But if Eli wasn't named Manning, he wouldn't have spent his whole life being compared to Peyton, and instead of looking down on his goofy style, we'd celebrate his ability to win that way. Instead of some off-brand version of his big brother, Eli would be a whole different commodity.

And he IS a whole different commodity. That's what we've started to see throughout the NFL Playoffs. If he wins Sunday, we'll have no other choice but to appreciate him apart from his brother. Next to someone like Peyton or Tom Brady or Drew Brees or Aaron Rodgers, Eli's nowhere near as perfect or consistent, but he's every bit as deadly--the guy who can look truly horrible against the Redskins in Week 15, then turn around a month later and beat the best team in the NFL on the road.
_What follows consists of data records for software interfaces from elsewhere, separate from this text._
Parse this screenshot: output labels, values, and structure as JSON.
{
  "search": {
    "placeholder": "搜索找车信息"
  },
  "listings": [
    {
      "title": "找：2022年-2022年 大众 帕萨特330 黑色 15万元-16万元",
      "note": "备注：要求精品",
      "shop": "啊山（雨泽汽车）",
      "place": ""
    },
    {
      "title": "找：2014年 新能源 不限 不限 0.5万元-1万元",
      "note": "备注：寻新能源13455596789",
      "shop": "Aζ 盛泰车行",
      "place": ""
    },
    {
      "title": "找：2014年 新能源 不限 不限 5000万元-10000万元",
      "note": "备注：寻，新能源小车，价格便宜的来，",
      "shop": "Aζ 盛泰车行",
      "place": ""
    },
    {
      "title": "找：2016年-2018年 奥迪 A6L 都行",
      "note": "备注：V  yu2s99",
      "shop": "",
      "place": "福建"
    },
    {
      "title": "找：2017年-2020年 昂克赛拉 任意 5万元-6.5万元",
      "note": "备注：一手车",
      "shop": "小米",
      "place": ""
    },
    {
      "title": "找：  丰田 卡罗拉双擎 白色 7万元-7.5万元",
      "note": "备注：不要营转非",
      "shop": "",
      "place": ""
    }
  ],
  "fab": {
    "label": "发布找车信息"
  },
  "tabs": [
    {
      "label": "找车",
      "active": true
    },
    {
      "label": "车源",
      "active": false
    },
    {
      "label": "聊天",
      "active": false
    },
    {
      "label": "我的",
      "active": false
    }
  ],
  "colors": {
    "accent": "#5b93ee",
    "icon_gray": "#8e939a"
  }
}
This is the problem with framing Eli next to his brother, or even Tom Brady. It distracts us from what makes Eli Manning so much fun: He isn't just elite, he's unique.
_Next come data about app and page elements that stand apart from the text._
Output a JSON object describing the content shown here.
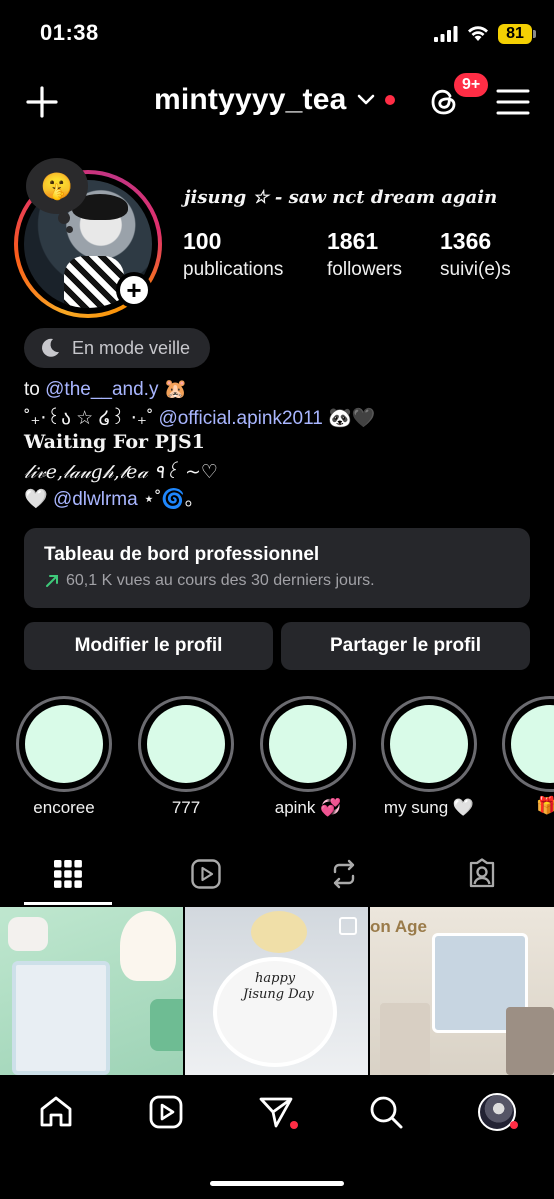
{
  "status_bar": {
    "time": "01:38",
    "battery": "81"
  },
  "header": {
    "username": "mintyyyy_tea",
    "threads_badge": "9+"
  },
  "profile": {
    "note": "jisung ☆ - saw nct dream again",
    "note_emoji": "🤫",
    "stats": [
      {
        "value": "100",
        "label": "publications"
      },
      {
        "value": "1861",
        "label": "followers"
      },
      {
        "value": "1366",
        "label": "suivi(e)s"
      }
    ],
    "sleep_mode": "En mode veille"
  },
  "bio": {
    "line1_prefix": "to ",
    "line1_mention": "@the__and.y",
    "line1_emoji": "🐹",
    "line2_prefix": "˚₊‧꒰ა ☆ ໒꒱ ‧₊˚ ",
    "line2_mention": "@official.apink2011",
    "line2_emoji": "🐼🖤",
    "line3": "Waiting For PJS1",
    "line4": "𝓁𝒾𝓋𝑒,𝓁𝒶𝓊𝑔𝒽,𝓉𝑒𝒶 ٩꒰ ~♡",
    "line5_prefix": "🤍 ",
    "line5_mention": "@dlwlrma",
    "line5_suffix": " ⋆˚🌀｡"
  },
  "dashboard": {
    "title": "Tableau de bord professionnel",
    "subtitle": "60,1 K vues au cours des 30 derniers jours."
  },
  "buttons": {
    "edit": "Modifier le profil",
    "share": "Partager le profil"
  },
  "highlights": [
    {
      "label": "encoree"
    },
    {
      "label": "777"
    },
    {
      "label": "apink 💞"
    },
    {
      "label": "my sung 🤍"
    },
    {
      "label": "🎁"
    }
  ],
  "grid": {
    "post2_text_line1": "happy",
    "post2_text_line2": "Jisung Day",
    "post3_text": "on Age"
  },
  "colors": {
    "accent_mention": "#a9b6ff",
    "badge_red": "#ff2d45",
    "highlight_fill": "#d9fbe8",
    "surface": "#26272b"
  }
}
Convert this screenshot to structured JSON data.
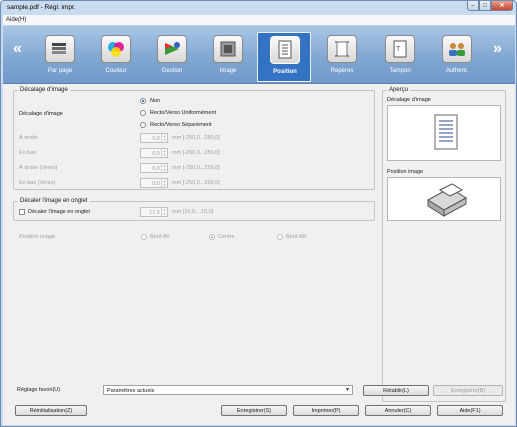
{
  "window": {
    "title": "sample.pdf - Régl. impr."
  },
  "menu": {
    "help": "Aide(H)"
  },
  "toolbar": {
    "items": [
      {
        "label": "Par page"
      },
      {
        "label": "Couleur"
      },
      {
        "label": "Gestion"
      },
      {
        "label": "Image"
      },
      {
        "label": "Position"
      },
      {
        "label": "Repères"
      },
      {
        "label": "Tampon"
      },
      {
        "label": "Authent."
      }
    ],
    "active": "Position"
  },
  "shift": {
    "group_title": "Décalage d'image",
    "label": "Décalage d'image",
    "options": [
      "Non",
      "Recto/Verso Uniformément",
      "Recto/Verso Séparément"
    ],
    "selected": "Non",
    "fields": [
      {
        "label": "À droite",
        "value": "0,0",
        "range": "mm [-250,0...250,0]"
      },
      {
        "label": "En bas",
        "value": "0,0",
        "range": "mm [-250,0...250,0]"
      },
      {
        "label": "À droite (Verso)",
        "value": "0,0",
        "range": "mm [-250,0...250,0]"
      },
      {
        "label": "En bas (Verso)",
        "value": "0,0",
        "range": "mm [-250,0...250,0]"
      }
    ]
  },
  "tab_shift": {
    "group_title": "Décaler l'image en onglet",
    "checkbox_label": "Décaler l'image en onglet",
    "value": "12,5",
    "range": "mm [10,0....15,0]"
  },
  "image_position": {
    "label": "Position image",
    "options": [
      "Bord AV",
      "Centre",
      "Bord AR"
    ],
    "selected": "Centre"
  },
  "preview": {
    "title": "Aperçu",
    "shift_title": "Décalage d'image",
    "position_title": "Position image"
  },
  "favorites": {
    "label": "Réglage favori(U)",
    "value": "Paramètres actuels",
    "restore": "Rétablir(L)",
    "save": "Enregistrer(B)"
  },
  "footer": {
    "reset": "Réinitialisation(Z)",
    "save": "Enregistrer(S)",
    "print": "Imprimer(P)",
    "cancel": "Annuler(C)",
    "help": "Aide(F1)"
  },
  "colors": {
    "toolbar": "#7fa5d1",
    "active": "#3473c4",
    "frame": "#c9dbef"
  }
}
The best moments in sports come when ordinary humans do extraordinary things, but these are too rare to keep us interested. If you watch enough sports, you start to focus on the best players, and watching sports becomes more about gawking at extraordinary humans. But there are still moments when it all comes back to square one; this is where watching Eli is so much fun.

Any other "elite" quarterback in the NFL seems superhuman 98 percent of the time; Eli's the one who still looks just ordinary enough to make the extraordinary seem completely incredible.

I've spent the bulk of the playoffs trying to explain why I love Eli, and the best answer I have is this: Football bills itself as a science of X's and O's, but sometimes that science is a lie, and Eli's the proof. We look at him as continuing a tradition of greatness, but if he weren't named Manning, we'd see he's doing just the opposite. He does greatness like nobody else in football--herky-jerky throws, foolish bombs off his backfoot, looking lost for an entire drive or an entire half, then coming up bigger than anyone just as soon as everyone's ready to write him off.

For all of today's hyper-competitive, obsessive-compulsive icons who ooze brilliance as a rule, there are others with a pathological obsession with pranks, a mama's boy complex, and a stupid grin glued to their face way too often. And sometimes they win, too. How can you root against that?